  • Inficon: Hapsite (Gas Chromatograph/Mass Spectrometer)

Personnel Protective Equipment

Level A

 

  • DuPont Tychem Tk
  • Trelleborg: APS & TLU
  • Kapler Tychem Responder
  • DuPont: AcidMater

Level B

 

  • DuPont: Chemrel, Tychem CPF 3 & Tychem CPF 4

Respiratory Protection

 

  • Scott Air-Pak 50 w/60 min. bottles (SCBA)
  • (All Level A suits have a fitting to be connected to the Scott Air-Pak to a supplied air system.

Communications

Motorola 800 mhz Portable Radio: XTS 300R with the Mask Mounted Envoy System for a hands free operation.

Standard Operating Procedures/Guidelines

Check with Philadelphia Hazmat for specific SOP/SOG's

Hazardous Materials Exposures
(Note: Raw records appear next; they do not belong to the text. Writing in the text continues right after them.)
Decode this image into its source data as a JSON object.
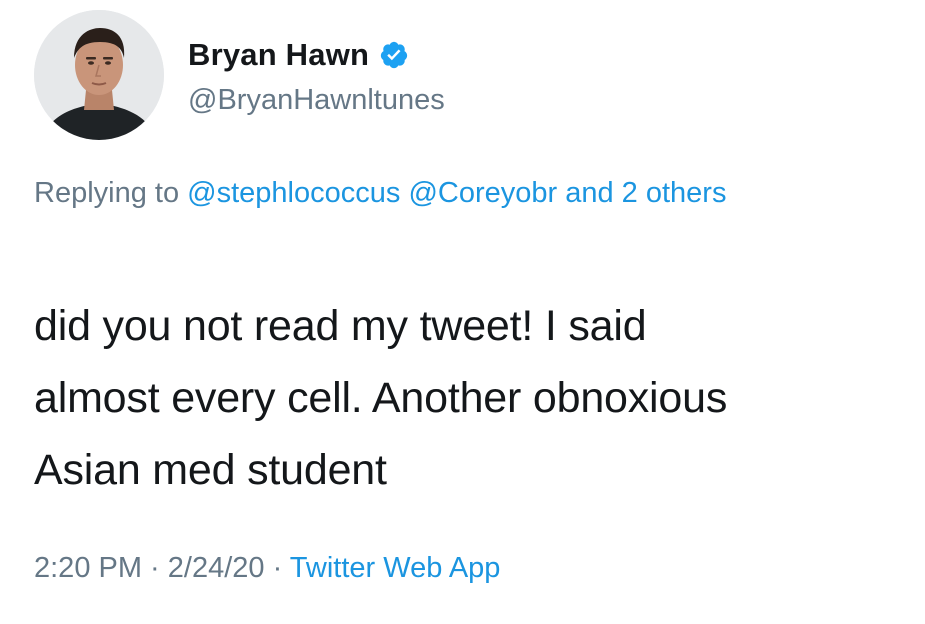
{
  "author": {
    "display_name": "Bryan Hawn",
    "handle": "@BryanHawnltunes",
    "verified": true,
    "avatar_icon": "profile-photo"
  },
  "reply_context": {
    "prefix": "Replying to ",
    "mention_1": "@stephlococcus",
    "mention_2": "@Coreyobr",
    "others": "and 2 others"
  },
  "tweet": {
    "line_1": "did you not read my tweet! I said",
    "line_2": "almost every cell. Another obnoxious",
    "line_3": "Asian med student"
  },
  "meta": {
    "time": "2:20 PM",
    "separator": " · ",
    "date": "2/24/20",
    "source": "Twitter Web App"
  },
  "colors": {
    "link": "#1b95e0",
    "secondary_text": "#657786",
    "primary_text": "#14171a",
    "verified_badge": "#1da1f2"
  }
}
Most of Philadelphia's hazardous materials facilities are located on the south and east sides and consist of large refineries, chemical plants, and transportation routes. These facilities include Ashland Chemical, Sun Oil Company, Allied Chemical and Rhom & Hass. Port facilities are also present where super tankers are loaded and unloaded as well as smaller intermodal containers from ships. Many of these intermodals contain hazardous materials and are transferred from the ships to trucks and rail flat cars for transportation to other parts of the country. Several major highways pass through Philadelphia including Interstate highways 76 and 95 and U.S. Highways 1 and 13. Conrail and CSX are the major railroads that serve the city and routes pass through the North, South and Central portions of Philadelphia. Two major rivers also border Philadelphia, on the East the Delaware, and on the South the Schuylkill. Many of the hazardous materials transported through the city travel the river to or from the many chemical facilities located on the rivers banks. Dangerous chemicals located in and transported through Philadelphia include sulfuric acid, ammonia, formaldehyde, ethylene oxide (which is an ether), propane, benzene, hydrochloric acid, chlorine, and a wide variety of petroleum products are manufactured, stored, and shipped through the city.

Terrorism Response